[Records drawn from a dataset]
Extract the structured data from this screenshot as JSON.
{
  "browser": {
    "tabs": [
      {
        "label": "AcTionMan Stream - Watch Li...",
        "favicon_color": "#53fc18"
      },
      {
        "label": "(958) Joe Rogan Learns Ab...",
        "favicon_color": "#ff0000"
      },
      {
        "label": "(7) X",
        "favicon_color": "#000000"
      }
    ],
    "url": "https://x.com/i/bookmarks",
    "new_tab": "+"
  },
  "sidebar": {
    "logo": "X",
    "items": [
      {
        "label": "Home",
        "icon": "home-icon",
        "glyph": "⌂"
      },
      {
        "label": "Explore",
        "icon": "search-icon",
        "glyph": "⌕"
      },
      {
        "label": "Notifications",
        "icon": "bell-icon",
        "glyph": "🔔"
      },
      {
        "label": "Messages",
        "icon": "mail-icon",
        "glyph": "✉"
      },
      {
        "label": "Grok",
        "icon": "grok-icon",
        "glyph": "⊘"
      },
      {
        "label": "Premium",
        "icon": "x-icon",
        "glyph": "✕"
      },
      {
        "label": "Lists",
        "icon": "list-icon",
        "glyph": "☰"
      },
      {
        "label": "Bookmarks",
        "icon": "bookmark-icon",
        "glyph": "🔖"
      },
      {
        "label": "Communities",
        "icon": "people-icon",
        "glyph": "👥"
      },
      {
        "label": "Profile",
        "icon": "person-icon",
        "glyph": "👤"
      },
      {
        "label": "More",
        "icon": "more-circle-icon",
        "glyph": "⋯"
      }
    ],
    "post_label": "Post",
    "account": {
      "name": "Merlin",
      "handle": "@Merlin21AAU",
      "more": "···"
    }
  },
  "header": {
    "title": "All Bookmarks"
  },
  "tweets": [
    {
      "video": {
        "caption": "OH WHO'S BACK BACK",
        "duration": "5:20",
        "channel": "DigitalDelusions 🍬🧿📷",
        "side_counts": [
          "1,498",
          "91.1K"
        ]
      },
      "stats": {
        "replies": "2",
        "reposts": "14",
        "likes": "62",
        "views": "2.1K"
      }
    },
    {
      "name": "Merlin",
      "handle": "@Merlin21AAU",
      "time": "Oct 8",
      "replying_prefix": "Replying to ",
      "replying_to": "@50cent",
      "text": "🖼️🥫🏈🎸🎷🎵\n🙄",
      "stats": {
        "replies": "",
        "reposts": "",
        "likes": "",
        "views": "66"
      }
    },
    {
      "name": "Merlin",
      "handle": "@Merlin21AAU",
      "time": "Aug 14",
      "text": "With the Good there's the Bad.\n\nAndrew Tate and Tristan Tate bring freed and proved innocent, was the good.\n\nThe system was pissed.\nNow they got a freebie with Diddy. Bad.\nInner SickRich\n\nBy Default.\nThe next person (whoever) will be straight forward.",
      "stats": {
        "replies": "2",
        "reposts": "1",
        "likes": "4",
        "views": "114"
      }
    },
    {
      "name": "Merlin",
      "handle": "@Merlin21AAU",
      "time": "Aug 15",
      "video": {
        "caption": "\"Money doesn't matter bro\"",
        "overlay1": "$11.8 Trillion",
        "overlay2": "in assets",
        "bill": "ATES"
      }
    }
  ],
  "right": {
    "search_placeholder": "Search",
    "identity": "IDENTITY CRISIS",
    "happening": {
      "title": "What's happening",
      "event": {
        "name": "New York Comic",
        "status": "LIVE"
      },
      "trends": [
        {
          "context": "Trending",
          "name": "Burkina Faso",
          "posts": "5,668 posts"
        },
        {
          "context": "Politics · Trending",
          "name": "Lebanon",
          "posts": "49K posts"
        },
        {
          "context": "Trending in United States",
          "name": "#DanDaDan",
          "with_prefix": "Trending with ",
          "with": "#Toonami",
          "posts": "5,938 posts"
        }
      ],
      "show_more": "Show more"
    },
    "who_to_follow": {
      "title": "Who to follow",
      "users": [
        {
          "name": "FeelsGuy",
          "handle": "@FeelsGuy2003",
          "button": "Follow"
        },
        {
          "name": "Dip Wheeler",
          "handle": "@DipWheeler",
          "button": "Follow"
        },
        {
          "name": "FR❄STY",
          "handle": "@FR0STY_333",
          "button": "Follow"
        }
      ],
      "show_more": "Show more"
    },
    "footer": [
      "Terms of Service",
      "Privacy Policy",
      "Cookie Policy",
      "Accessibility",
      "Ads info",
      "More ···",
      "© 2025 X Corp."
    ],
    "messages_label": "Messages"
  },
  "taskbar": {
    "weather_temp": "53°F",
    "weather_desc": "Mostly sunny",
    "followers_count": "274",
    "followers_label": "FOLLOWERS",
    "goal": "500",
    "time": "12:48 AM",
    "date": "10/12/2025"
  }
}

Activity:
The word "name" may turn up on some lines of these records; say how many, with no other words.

Answer to this task:
11